The United States has entered an era when more public health attention is being given to efforts to protect and improve the health of the American people and environment. The continuing increase in the cost of medical care has the attention of public health officials and policy makers. Public health nursing is rooted to promote physical and mental health and the prevention of disease, injury, and disability. The practice of public health nursing encompasses the individual client, the family and support system of the client, as well as the community in which the client resides. Public health nurses can practice in client’s homes, local health departments, community health clinics, schools, and community service institutions. These nurses provides services to monitor health status; identify health problems; educate people about health issues; develop partnerships to identify and solve problems; develop policies and plans for individuals and communities; link people to resources to have access to health care when otherwise unavailable; and evaluate the effectiveness, accessibility, and quality of personal and population-based services.

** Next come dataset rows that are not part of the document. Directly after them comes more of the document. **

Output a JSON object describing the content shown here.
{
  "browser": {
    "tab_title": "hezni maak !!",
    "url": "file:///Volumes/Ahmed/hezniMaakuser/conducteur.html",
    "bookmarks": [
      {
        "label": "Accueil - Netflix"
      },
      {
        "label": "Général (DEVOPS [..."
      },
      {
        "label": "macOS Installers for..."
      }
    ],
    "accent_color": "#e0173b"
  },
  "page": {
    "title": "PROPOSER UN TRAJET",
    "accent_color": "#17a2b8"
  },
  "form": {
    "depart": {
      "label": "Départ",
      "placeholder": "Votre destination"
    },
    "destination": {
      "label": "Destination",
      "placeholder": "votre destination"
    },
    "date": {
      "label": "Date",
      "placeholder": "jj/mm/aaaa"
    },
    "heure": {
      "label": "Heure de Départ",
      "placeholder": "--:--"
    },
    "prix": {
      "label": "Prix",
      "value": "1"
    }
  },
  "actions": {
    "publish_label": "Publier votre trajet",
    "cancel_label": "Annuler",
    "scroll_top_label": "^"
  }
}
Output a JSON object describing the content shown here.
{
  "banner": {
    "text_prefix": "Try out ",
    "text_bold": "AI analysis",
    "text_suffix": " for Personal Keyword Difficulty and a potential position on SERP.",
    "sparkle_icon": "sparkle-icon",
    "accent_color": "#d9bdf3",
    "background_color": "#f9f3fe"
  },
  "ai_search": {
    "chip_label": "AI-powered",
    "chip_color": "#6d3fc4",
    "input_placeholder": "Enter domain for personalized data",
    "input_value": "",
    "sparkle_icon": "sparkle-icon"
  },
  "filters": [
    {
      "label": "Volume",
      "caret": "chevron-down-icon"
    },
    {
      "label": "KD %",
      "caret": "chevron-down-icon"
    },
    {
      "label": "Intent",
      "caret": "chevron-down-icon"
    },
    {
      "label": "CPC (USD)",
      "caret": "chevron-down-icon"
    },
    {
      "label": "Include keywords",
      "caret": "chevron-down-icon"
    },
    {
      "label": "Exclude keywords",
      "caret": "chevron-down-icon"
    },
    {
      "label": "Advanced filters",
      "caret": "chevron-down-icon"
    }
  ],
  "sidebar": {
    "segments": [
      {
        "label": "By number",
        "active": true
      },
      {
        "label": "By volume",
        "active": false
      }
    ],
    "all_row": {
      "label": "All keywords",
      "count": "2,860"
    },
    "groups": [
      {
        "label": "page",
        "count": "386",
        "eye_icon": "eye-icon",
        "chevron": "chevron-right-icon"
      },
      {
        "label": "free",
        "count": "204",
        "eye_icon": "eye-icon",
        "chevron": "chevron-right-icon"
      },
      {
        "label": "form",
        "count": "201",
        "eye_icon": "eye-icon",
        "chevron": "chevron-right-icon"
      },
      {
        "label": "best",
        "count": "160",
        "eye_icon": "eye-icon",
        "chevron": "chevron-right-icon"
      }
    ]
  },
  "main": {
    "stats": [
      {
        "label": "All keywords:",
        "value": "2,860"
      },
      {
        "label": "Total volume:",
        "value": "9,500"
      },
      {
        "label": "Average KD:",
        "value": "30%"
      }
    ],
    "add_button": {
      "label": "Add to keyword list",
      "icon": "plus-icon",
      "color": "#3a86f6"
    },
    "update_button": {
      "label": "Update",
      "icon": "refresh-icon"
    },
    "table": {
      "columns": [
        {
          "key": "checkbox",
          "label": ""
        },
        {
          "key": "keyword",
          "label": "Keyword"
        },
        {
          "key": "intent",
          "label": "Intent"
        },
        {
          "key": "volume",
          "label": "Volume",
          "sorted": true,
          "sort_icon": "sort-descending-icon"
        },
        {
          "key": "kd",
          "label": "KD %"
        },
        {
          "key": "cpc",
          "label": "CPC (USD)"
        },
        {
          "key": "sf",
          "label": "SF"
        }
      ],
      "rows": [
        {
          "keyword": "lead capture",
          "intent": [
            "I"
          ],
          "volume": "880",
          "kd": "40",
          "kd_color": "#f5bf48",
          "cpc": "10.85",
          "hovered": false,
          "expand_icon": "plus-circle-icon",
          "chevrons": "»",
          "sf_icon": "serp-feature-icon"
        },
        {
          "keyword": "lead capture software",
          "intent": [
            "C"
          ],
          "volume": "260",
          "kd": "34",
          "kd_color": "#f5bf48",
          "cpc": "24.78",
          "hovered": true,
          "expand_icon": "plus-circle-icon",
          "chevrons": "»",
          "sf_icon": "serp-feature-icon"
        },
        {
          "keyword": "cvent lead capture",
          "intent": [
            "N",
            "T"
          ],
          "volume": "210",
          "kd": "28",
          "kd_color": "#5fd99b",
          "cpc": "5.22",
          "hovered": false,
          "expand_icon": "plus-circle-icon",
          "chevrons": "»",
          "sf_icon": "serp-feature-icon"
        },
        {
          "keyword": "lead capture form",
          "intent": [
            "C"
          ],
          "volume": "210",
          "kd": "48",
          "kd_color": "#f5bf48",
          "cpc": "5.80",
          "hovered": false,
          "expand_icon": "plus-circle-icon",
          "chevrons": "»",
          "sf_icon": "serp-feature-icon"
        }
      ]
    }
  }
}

While there are many roles in public health nursing, the area that I want to spotlight today is the school nurse. A school nurse provides many services to the students beside the routine eye exams and the scoliosis check. A school nurse supports the provision of quality health services in schools to promote student health. The school nursing programs also assists schools with an all-hazard approach to emergency preparedness. School nurses give care to children as direct caregivers, educators, counselors, consultants, and case managers. The need for school nurses is only increasing and demand is expected to rise. According to Healthy People 2020, one objective or goal to achieve is 1 nurse for every 750 students in each school (USDHHS, 2013). In 2006, the data reflected that 40.6% of schools have obtained that goal. Healthy People 2020 have targeted to increase that goal to 44.7% by 2020. Many of our schools do not have a school nurse present in the building every day, and this evidence personifies that demand and need for school nurses.
This leads to the next question. What are the qualifications to become a school nurse? The National Association of School Nurses (NASN) recommends that a school nurse be registered nurses who have a bachelor’s degree in nursing and a special certification in school nurse (Lancaster & Stanhope, 2012). These are the recommendations but each state establishes their own guidelines or qualifications for the school nurse position in its district. A study was conducted by the Centers for Disease Control and Prevention in 2006 identified that only three states (Delaware, District of Columbia, and New Jersey) required schools to have a full-time school nurse (Lancaster & Stanhope, 2012).
The need role of the school nurse is expanding to help provide the care our students need during school hours. In addition, the future of school nursing is evolving and will become more technology savvy. For instance, telehealth and telecounseling will enable school nurses to teach health education. The Internet will be a line of communication between the school nurses and the children and their parents, and teleclinics will be operated out of school to provide services to the students. Due to continuous changes in the medical profession, school nurses need to familiarize themselves with these evolving practices so the care provided to the children can be enhanced by new trends in health care.